Report each line from the records where the string "selection" turns up.

----

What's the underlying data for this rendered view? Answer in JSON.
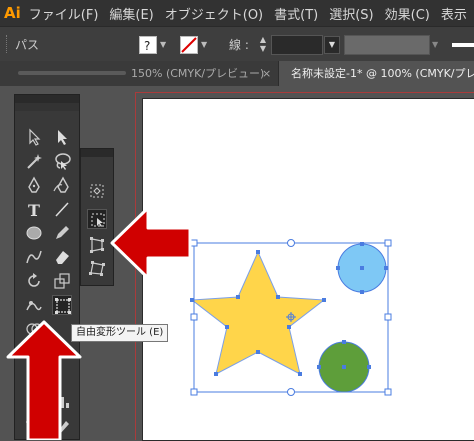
{
  "app": {
    "logo": "Ai"
  },
  "menu": [
    "ファイル(F)",
    "編集(E)",
    "オブジェクト(O)",
    "書式(T)",
    "選択(S)",
    "効果(C)",
    "表示"
  ],
  "control_bar": {
    "object_label": "パス",
    "fill_icon": "unknown-fill-icon",
    "stroke_icon": "none-stroke-icon",
    "stroke_label": "線 :"
  },
  "tabs": [
    {
      "label": "150% (CMYK/プレビュー)",
      "close": "×"
    },
    {
      "label": "名称未設定-1* @ 100% (CMYK/プレビ"
    }
  ],
  "tooltip": "自由変形ツール (E)",
  "colors": {
    "star": "#FFD54A",
    "light_blue_circle": "#7EC8F5",
    "green_circle": "#5E9E3A",
    "selection": "#4A7CE0",
    "arrow": "#D00000"
  },
  "tools": [
    "selection-tool-icon",
    "direct-selection-tool-icon",
    "magic-wand-tool-icon",
    "lasso-tool-icon",
    "pen-tool-icon",
    "curvature-tool-icon",
    "type-tool-icon",
    "line-segment-tool-icon",
    "ellipse-tool-icon",
    "pencil-tool-icon",
    "eraser-tool-icon",
    "rotate-tool-icon",
    "scale-tool-icon",
    "puppet-warp-tool-icon",
    "free-transform-tool-icon",
    "shape-builder-tool-icon",
    "eyedropper-tool-icon",
    "graph-tool-icon",
    "artboard-tool-icon",
    "slice-tool-icon"
  ],
  "flyout_tools": [
    "constrain-icon",
    "free-transform-icon",
    "perspective-distort-icon",
    "free-distort-icon"
  ]
}
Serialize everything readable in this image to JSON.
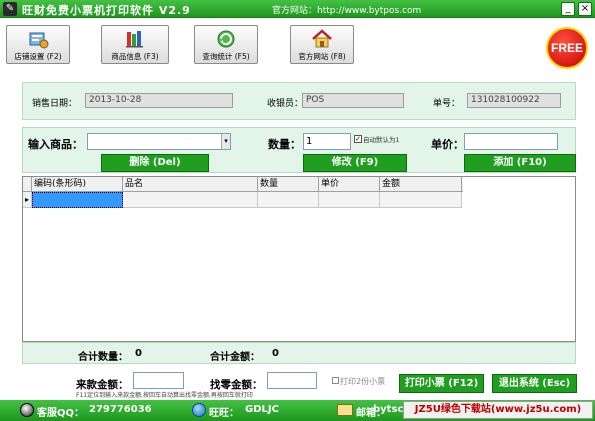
{
  "window": {
    "title": "旺财免费小票机打印软件 V2.9",
    "website_label": "官方网站：http://www.bytpos.com",
    "minimize_glyph": "_",
    "close_glyph": "×"
  },
  "toolbar": {
    "shop_settings": "店铺设置 (F2)",
    "goods_info": "商品信息 (F3)",
    "query_stats": "查询统计 (F5)",
    "official_site": "官方网站 (F8)",
    "free_badge": "FREE"
  },
  "info": {
    "date_label": "销售日期：",
    "date_value": "2013-10-28",
    "cashier_label": "收银员：",
    "cashier_value": "POS",
    "order_label": "单号：",
    "order_value": "131028100922"
  },
  "entry": {
    "goods_label": "输入商品：",
    "goods_value": "",
    "qty_label": "数量：",
    "qty_value": "1",
    "auto_default_label": "自动默认为1",
    "auto_default_checked": true,
    "price_label": "单价：",
    "price_value": "",
    "delete_button": "删除 (Del)",
    "modify_button": "修改 (F9)",
    "add_button": "添加 (F10)"
  },
  "grid": {
    "columns": [
      "编码(条形码)",
      "品名",
      "数量",
      "单价",
      "金额"
    ],
    "row_indicator": "▸"
  },
  "totals": {
    "qty_label": "合计数量：",
    "qty_value": "0",
    "amount_label": "合计金额：",
    "amount_value": "0"
  },
  "payment": {
    "received_label": "来款金额：",
    "received_value": "",
    "change_label": "找零金额：",
    "change_value": "",
    "print_two_label": "打印2份小票",
    "print_two_checked": false,
    "hint": "F11定位到输入来款金额,按回车自动算出找零金额,再按回车就打印",
    "print_button": "打印小票 (F12)",
    "exit_button": "退出系统 (Esc)"
  },
  "statusbar": {
    "qq_label": "客服QQ：",
    "qq_value": "279776036",
    "wangwang_label": "旺旺：",
    "wangwang_value": "GDLJC",
    "email_label": "邮箱：",
    "email_value": "bytsc",
    "watermark": "JZ5U绿色下载站(www.jz5u.com)"
  },
  "colors": {
    "accent_green": "#1f9e1f",
    "panel_bg": "#e3f4e8",
    "free_red": "#c40000"
  }
}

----

**TASK RESULT**
    "selection": "#4A7CE0",
    "selection-tool-icon",
    "direct-selection-tool-icon",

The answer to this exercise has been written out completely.